Look through the lines below and extract any with the word "新建文件夹".

Supplied material below:

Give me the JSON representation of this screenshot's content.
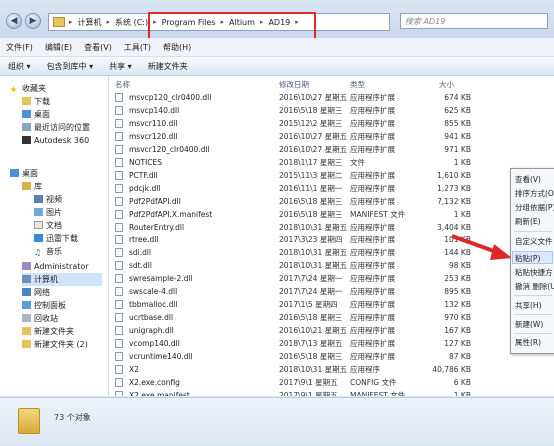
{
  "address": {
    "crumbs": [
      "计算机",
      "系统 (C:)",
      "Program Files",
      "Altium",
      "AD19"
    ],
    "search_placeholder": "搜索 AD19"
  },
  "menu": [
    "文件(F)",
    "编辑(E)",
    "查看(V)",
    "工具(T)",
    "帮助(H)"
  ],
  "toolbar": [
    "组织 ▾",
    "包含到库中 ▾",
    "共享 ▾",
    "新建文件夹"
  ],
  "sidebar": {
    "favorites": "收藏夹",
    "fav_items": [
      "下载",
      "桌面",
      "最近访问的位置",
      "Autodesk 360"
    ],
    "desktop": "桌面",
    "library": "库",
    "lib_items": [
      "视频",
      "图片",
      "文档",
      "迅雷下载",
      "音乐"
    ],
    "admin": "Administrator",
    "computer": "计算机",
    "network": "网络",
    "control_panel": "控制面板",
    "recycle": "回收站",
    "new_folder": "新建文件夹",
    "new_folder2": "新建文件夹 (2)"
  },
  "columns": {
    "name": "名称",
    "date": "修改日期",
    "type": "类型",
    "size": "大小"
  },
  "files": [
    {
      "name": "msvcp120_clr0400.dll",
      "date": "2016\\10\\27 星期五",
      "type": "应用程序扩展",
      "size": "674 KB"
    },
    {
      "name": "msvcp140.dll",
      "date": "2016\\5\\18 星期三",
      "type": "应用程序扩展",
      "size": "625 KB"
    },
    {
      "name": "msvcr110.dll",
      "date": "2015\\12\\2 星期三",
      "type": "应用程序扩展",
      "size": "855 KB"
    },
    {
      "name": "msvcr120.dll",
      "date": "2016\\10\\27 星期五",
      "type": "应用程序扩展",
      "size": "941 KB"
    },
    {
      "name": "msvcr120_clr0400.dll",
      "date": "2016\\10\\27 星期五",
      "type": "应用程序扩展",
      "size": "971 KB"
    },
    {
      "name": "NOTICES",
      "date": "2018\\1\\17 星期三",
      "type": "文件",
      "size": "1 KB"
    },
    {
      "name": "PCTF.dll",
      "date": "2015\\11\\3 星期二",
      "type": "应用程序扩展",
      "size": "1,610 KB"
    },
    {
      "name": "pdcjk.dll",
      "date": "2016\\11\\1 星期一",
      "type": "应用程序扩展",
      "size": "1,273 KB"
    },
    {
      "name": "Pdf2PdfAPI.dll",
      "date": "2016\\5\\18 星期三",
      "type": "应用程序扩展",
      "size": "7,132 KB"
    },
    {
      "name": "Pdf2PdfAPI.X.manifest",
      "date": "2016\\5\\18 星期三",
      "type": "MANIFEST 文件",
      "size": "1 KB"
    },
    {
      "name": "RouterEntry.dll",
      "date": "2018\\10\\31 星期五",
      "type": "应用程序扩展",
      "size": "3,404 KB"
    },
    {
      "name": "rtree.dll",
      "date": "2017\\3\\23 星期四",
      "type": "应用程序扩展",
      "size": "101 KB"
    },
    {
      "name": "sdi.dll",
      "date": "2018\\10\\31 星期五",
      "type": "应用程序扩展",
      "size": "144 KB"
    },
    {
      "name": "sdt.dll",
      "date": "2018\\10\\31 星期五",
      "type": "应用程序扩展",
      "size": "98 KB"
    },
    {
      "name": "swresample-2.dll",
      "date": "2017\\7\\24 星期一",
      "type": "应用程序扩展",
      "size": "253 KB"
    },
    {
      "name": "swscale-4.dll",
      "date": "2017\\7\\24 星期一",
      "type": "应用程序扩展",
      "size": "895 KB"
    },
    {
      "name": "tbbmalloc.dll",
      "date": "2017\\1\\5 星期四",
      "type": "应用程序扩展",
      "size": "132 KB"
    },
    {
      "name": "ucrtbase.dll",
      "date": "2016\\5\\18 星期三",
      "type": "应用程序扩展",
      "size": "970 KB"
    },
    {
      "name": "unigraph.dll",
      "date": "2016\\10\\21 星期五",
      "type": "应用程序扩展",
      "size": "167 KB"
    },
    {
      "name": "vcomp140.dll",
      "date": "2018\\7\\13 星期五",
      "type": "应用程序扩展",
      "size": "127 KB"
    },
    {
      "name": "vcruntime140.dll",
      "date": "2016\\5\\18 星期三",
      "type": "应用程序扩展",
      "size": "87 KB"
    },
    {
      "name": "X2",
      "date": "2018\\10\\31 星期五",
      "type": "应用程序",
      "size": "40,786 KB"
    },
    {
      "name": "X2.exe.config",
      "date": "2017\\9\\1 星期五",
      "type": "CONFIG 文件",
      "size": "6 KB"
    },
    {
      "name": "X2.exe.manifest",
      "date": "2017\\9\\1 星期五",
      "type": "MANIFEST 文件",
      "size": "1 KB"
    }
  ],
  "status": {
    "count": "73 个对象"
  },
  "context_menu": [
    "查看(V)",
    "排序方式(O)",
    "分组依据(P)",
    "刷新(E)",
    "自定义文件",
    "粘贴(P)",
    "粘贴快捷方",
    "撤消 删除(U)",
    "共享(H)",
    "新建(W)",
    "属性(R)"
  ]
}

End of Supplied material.
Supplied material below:

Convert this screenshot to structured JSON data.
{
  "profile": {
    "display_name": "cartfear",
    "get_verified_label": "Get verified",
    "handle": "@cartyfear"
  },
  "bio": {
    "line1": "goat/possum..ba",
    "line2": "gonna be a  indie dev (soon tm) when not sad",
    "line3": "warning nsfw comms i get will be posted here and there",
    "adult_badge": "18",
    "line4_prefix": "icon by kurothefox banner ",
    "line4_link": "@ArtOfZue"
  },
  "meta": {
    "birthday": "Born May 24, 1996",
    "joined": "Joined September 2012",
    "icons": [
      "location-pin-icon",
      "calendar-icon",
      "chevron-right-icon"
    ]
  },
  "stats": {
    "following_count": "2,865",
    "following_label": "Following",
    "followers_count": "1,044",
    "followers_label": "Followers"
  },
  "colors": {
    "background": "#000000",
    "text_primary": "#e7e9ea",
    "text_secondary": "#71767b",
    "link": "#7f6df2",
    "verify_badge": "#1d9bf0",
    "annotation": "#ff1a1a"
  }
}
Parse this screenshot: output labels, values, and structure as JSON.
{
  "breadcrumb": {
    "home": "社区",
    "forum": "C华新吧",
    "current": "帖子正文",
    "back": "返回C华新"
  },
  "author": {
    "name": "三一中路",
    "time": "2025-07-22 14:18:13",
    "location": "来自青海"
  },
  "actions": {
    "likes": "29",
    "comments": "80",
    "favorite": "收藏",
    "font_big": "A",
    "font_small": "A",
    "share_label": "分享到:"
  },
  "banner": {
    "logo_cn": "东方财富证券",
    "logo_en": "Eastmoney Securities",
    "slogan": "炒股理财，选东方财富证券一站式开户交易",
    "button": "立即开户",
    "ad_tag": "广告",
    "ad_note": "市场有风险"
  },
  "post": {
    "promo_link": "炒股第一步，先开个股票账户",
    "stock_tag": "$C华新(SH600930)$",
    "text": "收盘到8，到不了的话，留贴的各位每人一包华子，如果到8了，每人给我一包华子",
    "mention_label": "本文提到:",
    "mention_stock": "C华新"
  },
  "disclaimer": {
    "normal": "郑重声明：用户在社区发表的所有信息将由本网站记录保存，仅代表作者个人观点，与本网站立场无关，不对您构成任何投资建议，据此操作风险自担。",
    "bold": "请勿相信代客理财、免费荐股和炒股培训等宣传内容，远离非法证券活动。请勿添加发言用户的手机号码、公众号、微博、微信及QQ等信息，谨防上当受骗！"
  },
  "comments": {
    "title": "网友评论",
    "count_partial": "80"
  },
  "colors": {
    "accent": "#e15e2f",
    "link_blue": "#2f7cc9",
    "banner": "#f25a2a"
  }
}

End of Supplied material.

__Result__.
    "新建文件夹"
    "new_folder": "新建文件夹",
    "new_folder2": "新建文件夹 (2)"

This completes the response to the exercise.